-------- GIVEN RECORDS
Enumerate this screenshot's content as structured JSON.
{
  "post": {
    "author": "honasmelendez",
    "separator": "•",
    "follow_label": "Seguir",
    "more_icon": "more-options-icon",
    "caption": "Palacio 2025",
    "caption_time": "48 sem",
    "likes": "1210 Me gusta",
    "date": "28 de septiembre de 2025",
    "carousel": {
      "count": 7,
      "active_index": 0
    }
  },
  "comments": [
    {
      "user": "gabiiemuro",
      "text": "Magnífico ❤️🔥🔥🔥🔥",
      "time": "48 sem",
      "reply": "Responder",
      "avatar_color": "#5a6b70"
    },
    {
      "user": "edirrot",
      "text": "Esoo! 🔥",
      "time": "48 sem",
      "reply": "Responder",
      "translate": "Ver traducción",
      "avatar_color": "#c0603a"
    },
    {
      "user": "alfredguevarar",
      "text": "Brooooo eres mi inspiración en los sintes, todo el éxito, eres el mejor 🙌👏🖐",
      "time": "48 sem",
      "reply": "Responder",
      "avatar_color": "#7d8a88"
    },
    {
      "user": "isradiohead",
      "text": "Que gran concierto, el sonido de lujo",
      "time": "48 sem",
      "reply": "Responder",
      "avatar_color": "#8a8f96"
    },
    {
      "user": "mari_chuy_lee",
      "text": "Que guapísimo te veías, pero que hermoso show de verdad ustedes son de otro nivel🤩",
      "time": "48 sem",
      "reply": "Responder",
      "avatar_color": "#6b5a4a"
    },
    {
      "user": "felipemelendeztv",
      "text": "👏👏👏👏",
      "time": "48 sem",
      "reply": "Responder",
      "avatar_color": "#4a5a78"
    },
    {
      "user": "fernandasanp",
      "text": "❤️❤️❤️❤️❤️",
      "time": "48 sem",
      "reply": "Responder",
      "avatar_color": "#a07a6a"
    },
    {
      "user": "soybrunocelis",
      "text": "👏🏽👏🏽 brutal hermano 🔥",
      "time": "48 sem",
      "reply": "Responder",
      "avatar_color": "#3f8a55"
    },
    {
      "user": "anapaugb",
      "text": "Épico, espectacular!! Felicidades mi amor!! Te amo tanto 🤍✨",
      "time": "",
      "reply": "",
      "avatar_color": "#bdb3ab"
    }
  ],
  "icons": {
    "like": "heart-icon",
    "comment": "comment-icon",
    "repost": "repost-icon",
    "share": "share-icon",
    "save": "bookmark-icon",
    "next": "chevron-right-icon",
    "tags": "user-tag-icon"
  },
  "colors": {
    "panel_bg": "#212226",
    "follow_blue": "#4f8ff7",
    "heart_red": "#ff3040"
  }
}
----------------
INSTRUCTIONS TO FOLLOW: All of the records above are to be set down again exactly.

OUTPUT:
Enumerate this screenshot's content as structured JSON.
{
  "post": {
    "author": "honasmelendez",
    "separator": "•",
    "follow_label": "Seguir",
    "more_icon": "more-options-icon",
    "caption": "Palacio 2025",
    "caption_time": "48 sem",
    "likes": "1210 Me gusta",
    "date": "28 de septiembre de 2025",
    "carousel": {
      "count": 7,
      "active_index": 0
    }
  },
  "comments": [
    {
      "user": "gabiiemuro",
      "text": "Magnífico ❤️🔥🔥🔥🔥",
      "time": "48 sem",
      "reply": "Responder",
      "avatar_color": "#5a6b70"
    },
    {
      "user": "edirrot",
      "text": "Esoo! 🔥",
      "time": "48 sem",
      "reply": "Responder",
      "translate": "Ver traducción",
      "avatar_color": "#c0603a"
    },
    {
      "user": "alfredguevarar",
      "text": "Brooooo eres mi inspiración en los sintes, todo el éxito, eres el mejor 🙌👏🖐",
      "time": "48 sem",
      "reply": "Responder",
      "avatar_color": "#7d8a88"
    },
    {
      "user": "isradiohead",
      "text": "Que gran concierto, el sonido de lujo",
      "time": "48 sem",
      "reply": "Responder",
      "avatar_color": "#8a8f96"
    },
    {
      "user": "mari_chuy_lee",
      "text": "Que guapísimo te veías, pero que hermoso show de verdad ustedes son de otro nivel🤩",
      "time": "48 sem",
      "reply": "Responder",
      "avatar_color": "#6b5a4a"
    },
    {
      "user": "felipemelendeztv",
      "text": "👏👏👏👏",
      "time": "48 sem",
      "reply": "Responder",
      "avatar_color": "#4a5a78"
    },
    {
      "user": "fernandasanp",
      "text": "❤️❤️❤️❤️❤️",
      "time": "48 sem",
      "reply": "Responder",
      "avatar_color": "#a07a6a"
    },
    {
      "user": "soybrunocelis",
      "text": "👏🏽👏🏽 brutal hermano 🔥",
      "time": "48 sem",
      "reply": "Responder",
      "avatar_color": "#3f8a55"
    },
    {
      "user": "anapaugb",
      "text": "Épico, espectacular!! Felicidades mi amor!! Te amo tanto 🤍✨",
      "time": "",
      "reply": "",
      "avatar_color": "#bdb3ab"
    }
  ],
  "icons": {
    "like": "heart-icon",
    "comment": "comment-icon",
    "repost": "repost-icon",
    "share": "share-icon",
    "save": "bookmark-icon",
    "next": "chevron-right-icon",
    "tags": "user-tag-icon"
  },
  "colors": {
    "panel_bg": "#212226",
    "follow_blue": "#4f8ff7",
    "heart_red": "#ff3040"
  }
}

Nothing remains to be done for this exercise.